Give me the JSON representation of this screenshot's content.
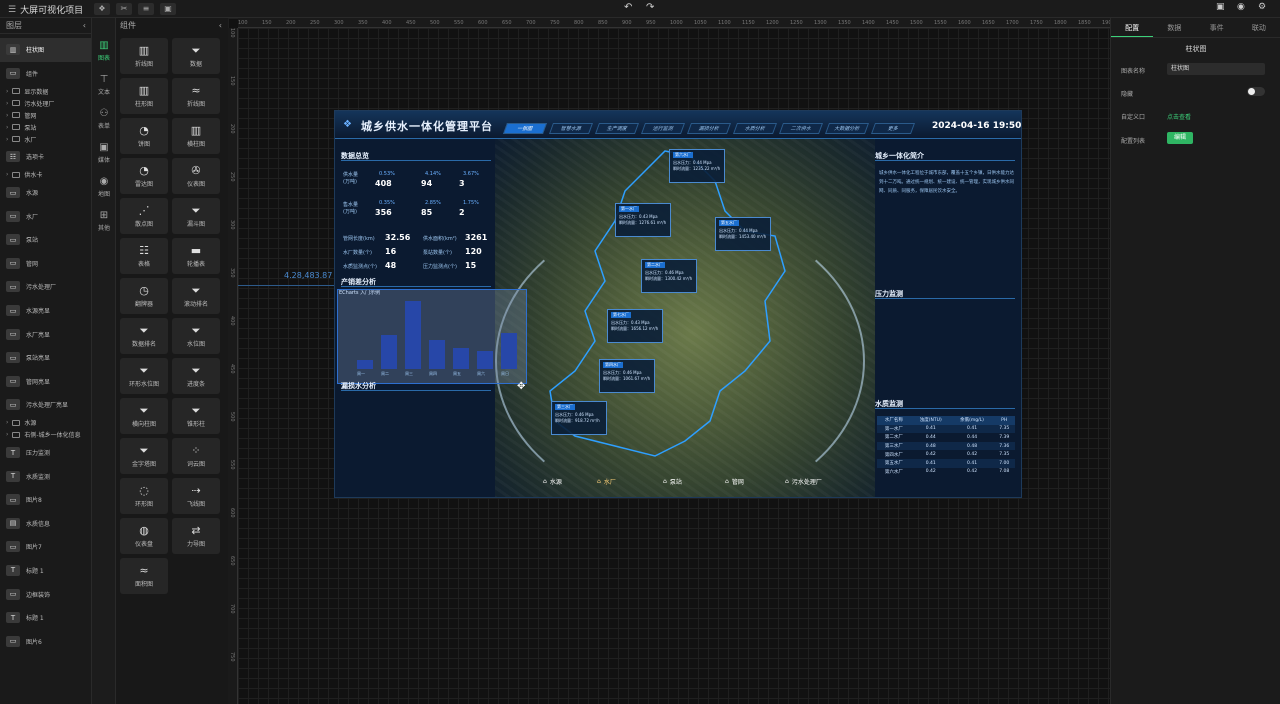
{
  "app": {
    "title": "大屏可视化项目"
  },
  "toolbar": {
    "icons": [
      "layers-icon",
      "cut-icon",
      "sliders-icon",
      "save-icon",
      "undo-icon",
      "redo-icon",
      "save-top-icon",
      "preview-icon",
      "settings-icon"
    ]
  },
  "layers": {
    "header": "图层",
    "items": [
      {
        "kind": "row",
        "icon": "▥",
        "label": "柱状图",
        "selected": true
      },
      {
        "kind": "row",
        "icon": "▭",
        "label": "组件",
        "selected": false
      },
      {
        "kind": "folder",
        "label": "显示数据"
      },
      {
        "kind": "folder",
        "label": "污水处理厂"
      },
      {
        "kind": "folder",
        "label": "管网"
      },
      {
        "kind": "folder",
        "label": "泵站"
      },
      {
        "kind": "folder",
        "label": "水厂"
      },
      {
        "kind": "row",
        "icon": "☷",
        "label": "选项卡",
        "selected": false
      },
      {
        "kind": "folder",
        "label": "供水卡"
      },
      {
        "kind": "row",
        "icon": "▭",
        "label": "水源",
        "selected": false
      },
      {
        "kind": "row",
        "icon": "▭",
        "label": "水厂",
        "selected": false
      },
      {
        "kind": "row",
        "icon": "▭",
        "label": "泵站",
        "selected": false
      },
      {
        "kind": "row",
        "icon": "▭",
        "label": "管网",
        "selected": false
      },
      {
        "kind": "row",
        "icon": "▭",
        "label": "污水处理厂",
        "selected": false
      },
      {
        "kind": "row",
        "icon": "▭",
        "label": "水源亮显",
        "selected": false
      },
      {
        "kind": "row",
        "icon": "▭",
        "label": "水厂亮显",
        "selected": false
      },
      {
        "kind": "row",
        "icon": "▭",
        "label": "泵站亮显",
        "selected": false
      },
      {
        "kind": "row",
        "icon": "▭",
        "label": "管网亮显",
        "selected": false
      },
      {
        "kind": "row",
        "icon": "▭",
        "label": "污水处理厂亮显",
        "selected": false
      },
      {
        "kind": "folder",
        "label": "水源"
      },
      {
        "kind": "folder",
        "label": "右侧-城乡一体化信息"
      },
      {
        "kind": "row",
        "icon": "T",
        "label": "压力监测",
        "selected": false
      },
      {
        "kind": "row",
        "icon": "T",
        "label": "水质监测",
        "selected": false
      },
      {
        "kind": "row",
        "icon": "▭",
        "label": "图片8",
        "selected": false
      },
      {
        "kind": "row",
        "icon": "▤",
        "label": "水质信息",
        "selected": false
      },
      {
        "kind": "row",
        "icon": "▭",
        "label": "图片7",
        "selected": false
      },
      {
        "kind": "row",
        "icon": "T",
        "label": "标题 1",
        "selected": false
      },
      {
        "kind": "row",
        "icon": "▭",
        "label": "边框装饰",
        "selected": false
      },
      {
        "kind": "row",
        "icon": "T",
        "label": "标题 1",
        "selected": false
      },
      {
        "kind": "row",
        "icon": "▭",
        "label": "图片6",
        "selected": false
      }
    ]
  },
  "categories": {
    "header": "组件",
    "items": [
      {
        "icon": "▥",
        "label": "图表",
        "active": true
      },
      {
        "icon": "⊤",
        "label": "文本"
      },
      {
        "icon": "⚇",
        "label": "表单"
      },
      {
        "icon": "▣",
        "label": "媒体"
      },
      {
        "icon": "◉",
        "label": "地图"
      },
      {
        "icon": "⊞",
        "label": "其他"
      }
    ]
  },
  "components": [
    {
      "icon": "▥",
      "label": "折线图"
    },
    {
      "icon": "⏷",
      "label": "数据"
    },
    {
      "icon": "▥",
      "label": "柱形图"
    },
    {
      "icon": "≈",
      "label": "折线图"
    },
    {
      "icon": "◔",
      "label": "饼图"
    },
    {
      "icon": "▥",
      "label": "横柱图"
    },
    {
      "icon": "◔",
      "label": "雷达图"
    },
    {
      "icon": "✇",
      "label": "仪表图"
    },
    {
      "icon": "⋰",
      "label": "散点图"
    },
    {
      "icon": "⏷",
      "label": "漏斗图"
    },
    {
      "icon": "☷",
      "label": "表格"
    },
    {
      "icon": "▬",
      "label": "轮播表"
    },
    {
      "icon": "◷",
      "label": "翻牌器"
    },
    {
      "icon": "⏷",
      "label": "滚动排名"
    },
    {
      "icon": "⏷",
      "label": "数据排名"
    },
    {
      "icon": "⏷",
      "label": "水位图"
    },
    {
      "icon": "⏷",
      "label": "环形水位图"
    },
    {
      "icon": "⏷",
      "label": "进度条"
    },
    {
      "icon": "⏷",
      "label": "横向柱图"
    },
    {
      "icon": "⏷",
      "label": "锥形柱"
    },
    {
      "icon": "⏷",
      "label": "金字塔图"
    },
    {
      "icon": "⁘",
      "label": "词云图"
    },
    {
      "icon": "◌",
      "label": "环形图"
    },
    {
      "icon": "⇢",
      "label": "飞线图"
    },
    {
      "icon": "◍",
      "label": "仪表盘"
    },
    {
      "icon": "⇄",
      "label": "力导图"
    },
    {
      "icon": "≈",
      "label": "面积图"
    }
  ],
  "canvas": {
    "ruler_h": [
      "100",
      "150",
      "200",
      "250",
      "300",
      "350",
      "400",
      "450",
      "500",
      "550",
      "600",
      "650",
      "700",
      "750",
      "800",
      "850",
      "900",
      "950",
      "1000",
      "1050",
      "1100",
      "1150",
      "1200",
      "1250",
      "1300",
      "1350",
      "1400",
      "1450",
      "1500",
      "1550",
      "1600",
      "1650",
      "1700",
      "1750",
      "1800",
      "1850",
      "1900"
    ],
    "coord_label": "4.28,483.87",
    "chart_tooltip": "ECharts 入门示例"
  },
  "dashboard": {
    "title": "城乡供水一体化管理平台",
    "datetime": "2024-04-16 19:50",
    "tabs": [
      "一张图",
      "智慧水源",
      "生产调度",
      "运行监测",
      "漏损分析",
      "水质分析",
      "二次供水",
      "大数据分析",
      "更多"
    ],
    "left_title_1": "数据总览",
    "supply_label": "供水量\n(万吨)",
    "supply_values": [
      "408",
      "94",
      "3"
    ],
    "sales_label": "售水量\n(万吨)",
    "sales_values": [
      "356",
      "85",
      "2"
    ],
    "ring_labels": [
      "0.53%",
      "4.14%",
      "3.67%",
      "0.35%",
      "2.85%",
      "1.75%"
    ],
    "metrics": [
      {
        "label": "管网长度(km)",
        "value": "32.56"
      },
      {
        "label": "供水面积(km²)",
        "value": "3261"
      },
      {
        "label": "水厂数量(个)",
        "value": "16"
      },
      {
        "label": "泵站数量(个)",
        "value": "120"
      },
      {
        "label": "水质监测点(个)",
        "value": "48"
      },
      {
        "label": "压力监测点(个)",
        "value": "15"
      }
    ],
    "left_title_2": "产销差分析",
    "left_title_3": "漏损水分析",
    "right_title_1": "城乡一体化简介",
    "intro_text": "城乡供水一体化工程位于城市东部，覆盖十五个乡镇，日供水能力达到十二万吨。通过统一规划、统一建设、统一管理，实现城乡供水同网、同质、同服务，保障居民饮水安全。",
    "right_title_2": "压力监测",
    "right_title_3": "水质监测",
    "water_table": {
      "headers": [
        "水厂名称",
        "浊度(NTU)",
        "余氯(mg/L)",
        "PH"
      ],
      "rows": [
        [
          "第一水厂",
          "0.41",
          "0.41",
          "7.35"
        ],
        [
          "第二水厂",
          "0.44",
          "0.44",
          "7.39"
        ],
        [
          "第三水厂",
          "0.48",
          "0.48",
          "7.36"
        ],
        [
          "第四水厂",
          "0.42",
          "0.42",
          "7.35"
        ],
        [
          "第五水厂",
          "0.41",
          "0.41",
          "7.00"
        ],
        [
          "第六水厂",
          "0.42",
          "0.42",
          "7.08"
        ]
      ]
    },
    "popups": [
      {
        "name": "第六水厂",
        "l1": "出水压力：0.44 Mpa",
        "l2": "瞬时流量：1235.22 m³/h"
      },
      {
        "name": "第一水厂",
        "l1": "出水压力：0.43 Mpa",
        "l2": "瞬时流量：1276.61 m³/h"
      },
      {
        "name": "第五水厂",
        "l1": "出水压力：0.44 Mpa",
        "l2": "瞬时流量：1453.40 m³/h"
      },
      {
        "name": "第二水厂",
        "l1": "出水压力：0.46 Mpa",
        "l2": "瞬时流量：1300.42 m³/h"
      },
      {
        "name": "第七水厂",
        "l1": "出水压力：0.43 Mpa",
        "l2": "瞬时流量：1656.12 m³/h"
      },
      {
        "name": "第四水厂",
        "l1": "出水压力：0.46 Mpa",
        "l2": "瞬时流量：1061.67 m³/h"
      },
      {
        "name": "第三水厂",
        "l1": "出水压力：0.46 Mpa",
        "l2": "瞬时流量：918.72 m³/h"
      }
    ],
    "nav": [
      "水源",
      "水厂",
      "泵站",
      "管网",
      "污水处理厂"
    ],
    "bar_values": [
      12,
      48,
      95,
      40,
      30,
      25,
      50
    ],
    "bar_axis": [
      "周一",
      "周二",
      "周三",
      "周四",
      "周五",
      "周六",
      "周日"
    ]
  },
  "props": {
    "tabs": [
      "配置",
      "数据",
      "事件",
      "联动"
    ],
    "component_name": "柱状图",
    "rows": [
      {
        "label": "图表名称",
        "value": "柱状图"
      },
      {
        "label": "隐藏",
        "value": ""
      },
      {
        "label": "自定义口",
        "value": "点击查看"
      },
      {
        "label": "配置列表",
        "value": "编辑"
      }
    ]
  }
}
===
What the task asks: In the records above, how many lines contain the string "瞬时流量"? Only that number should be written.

Answer section: 7